Yeah. What I will say is that I spend most of my day focusing in around a lot of these types of issues. We are an international business, so these global regulations definitely impact us. I look at it from a couple different lenses. Number one, I find it amazing that the US has struggled so much to get its act together, especially when you look at something like what’s happening in Europe and the passage of the MICA legislation.

You’re talking about the European Union, 27 different countries, all of the complexity and the red tape that’s associated with that. Yet this organization was now able to pass global legislation that is going to impact the entire European Union, and how different businesses around the globe will interact with European clients. I feel like right now, the US is clearly behind them all in this space. I think sometimes you need to tackle these things in bits and pieces.

I think one of the first things that is being addressed and we’ll likely see in short order, is something around stable coins. If you go all the way back and before the FTX implosion and everything like that. Again, the crazy thing with FTX, which I’ve always just said is that at the end of the day, it really had nothing to do with crypto. It was good old-fashioned fraud. It was co-mingling of client assets and firm assets. You can look back not even that far to MF Global, which was the last time that this big situations happen.

It’s virtually the same thing. It’s just that the product that people were trading were crypto, but at the end of the day, what was happening was exactly that, was just this co-mingling of firm assets and client assets. From a regulatory perspective though, I think number one is going to be, the first thing we’re going to see is some stable coin legislation, which I believe we’re going to see. I think we’re going to see the prohibition of algorithmic stable coins like Terra LUNA was.

To me, that’s the low-hanging fruit. That’s the easy stuff. I think people understand that, people get it. Again, I circle back to the derivatives world because we had an implosion. We were able to create something that looked at this. At the end of the day, what happened in the derivative space I think is going to be very, very similar to what will probably happen in the crypto space. You’ll have these dual regulators overseeing different components of the market.

In the derivative space, in the post Dodd-Frank world, what happened was the CFTC had oversight over the vast majority of the derivative markets, including interest rate swaps and commodities and all those things. What the SEC had, was they still have oversight of derivatives if the underlying of the derivative is considered a security. That’s like this bifurcation of the CFTC overseeing most of it, the SEC overseeing a component of it that has a security component.

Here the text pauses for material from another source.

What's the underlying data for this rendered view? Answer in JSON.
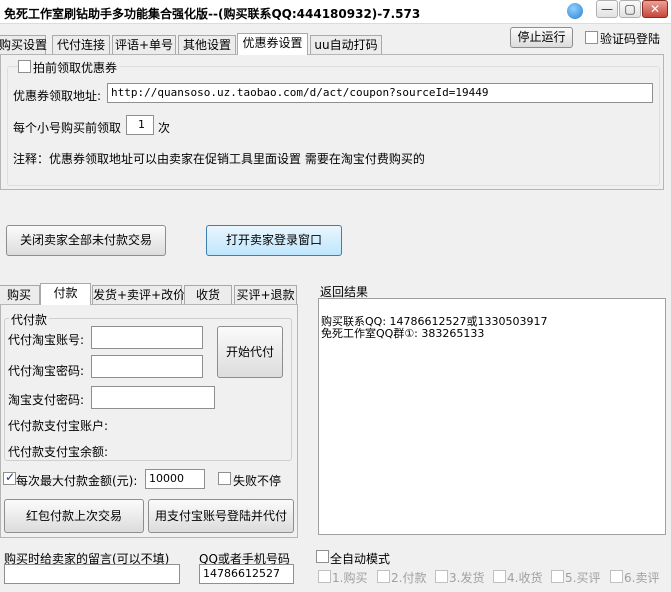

What needs to happen then is a codification of what constitutes a security from a token perspective versus what is a commodity. That’s the whole thing. We don’t need a whole huge new rule set and everything like that. You can make this work with the existing infrastructure and framework that we have. You just need clear definitions and you need to reach a consensus. That is what we don’t have right now, because you have the chair of the SEC saying one thing, saying basically everything’s a security.

Then you have the CFTC going after organizations like finance, who are basically saying you fall under these commodity rules. Everyone’s like, “Well, where do I turn and what do I do, and who do I look towards?” I think we are not doing ourselves any favors by not making forward progress on this. And not someone stepping up to bat and saying, “Look, this is what we need.” Like I said, we don’t need to create something whole and brand new, we can really use what we have. We just need some clear guidelines on it now. That’s why.

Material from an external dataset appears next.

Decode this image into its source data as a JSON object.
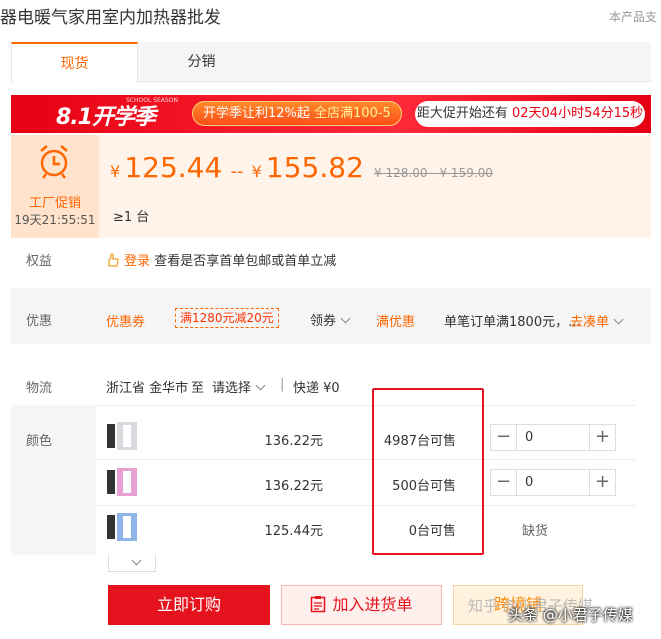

Well, John, that’s an amazing place to wrap. I think I’ve heard that same sentiment from so many guests on this show, which is we’re legitimate business operators, we care about consumer protection, we want to follow the rules.

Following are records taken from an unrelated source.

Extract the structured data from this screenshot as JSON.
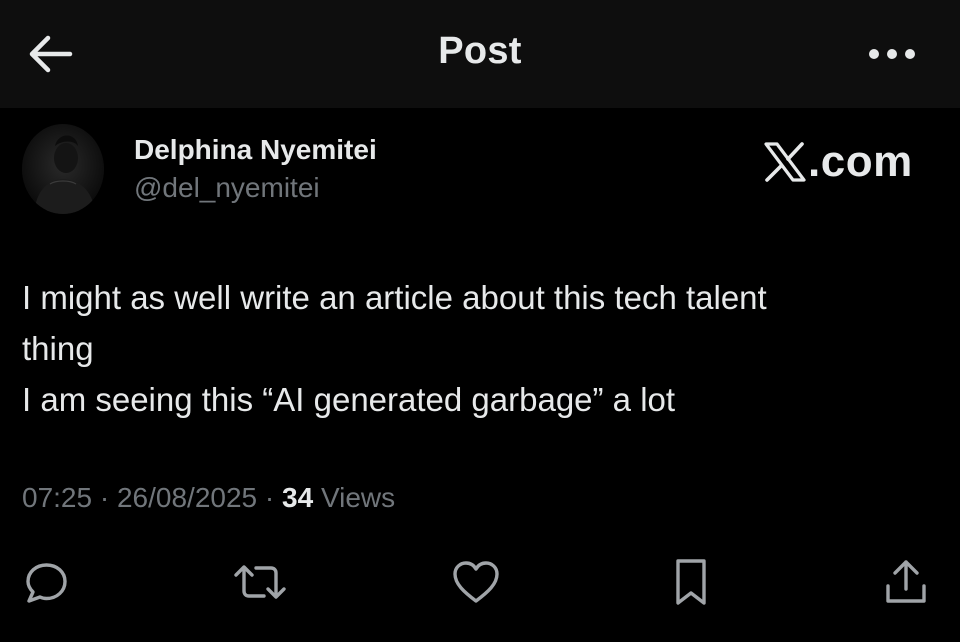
{
  "header": {
    "back_icon": "arrow-left-icon",
    "title": "Post",
    "more_icon": "more-horizontal-icon"
  },
  "author": {
    "display_name": "Delphina Nyemitei",
    "handle": "@del_nyemitei",
    "avatar_icon": "avatar"
  },
  "watermark": {
    "text": ".com",
    "logo_icon": "x-logo-icon"
  },
  "post": {
    "lines": [
      "I might as well write an article about this tech talent",
      "thing",
      "I am seeing this “AI generated garbage” a lot"
    ]
  },
  "meta": {
    "time": "07:25",
    "date": "26/08/2025",
    "views_count": "34",
    "views_label": "Views",
    "separator": "·"
  },
  "actions": [
    {
      "name": "reply",
      "icon": "reply-icon"
    },
    {
      "name": "repost",
      "icon": "repost-icon"
    },
    {
      "name": "like",
      "icon": "heart-icon"
    },
    {
      "name": "bookmark",
      "icon": "bookmark-icon"
    },
    {
      "name": "share",
      "icon": "share-icon"
    }
  ],
  "colors": {
    "background": "#000000",
    "header_bg": "#0e0e0e",
    "text_primary": "#e7e9ea",
    "text_secondary": "#71767b"
  }
}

We see legitimate value in the business services we’re providing, just give us the rules in a way that we can actually abide by them and we’re happy to play ball. I love the perspective. AZ, John Mannino, thanks so much for joining us on Public Key.


Thank you.


Thanks, Ian.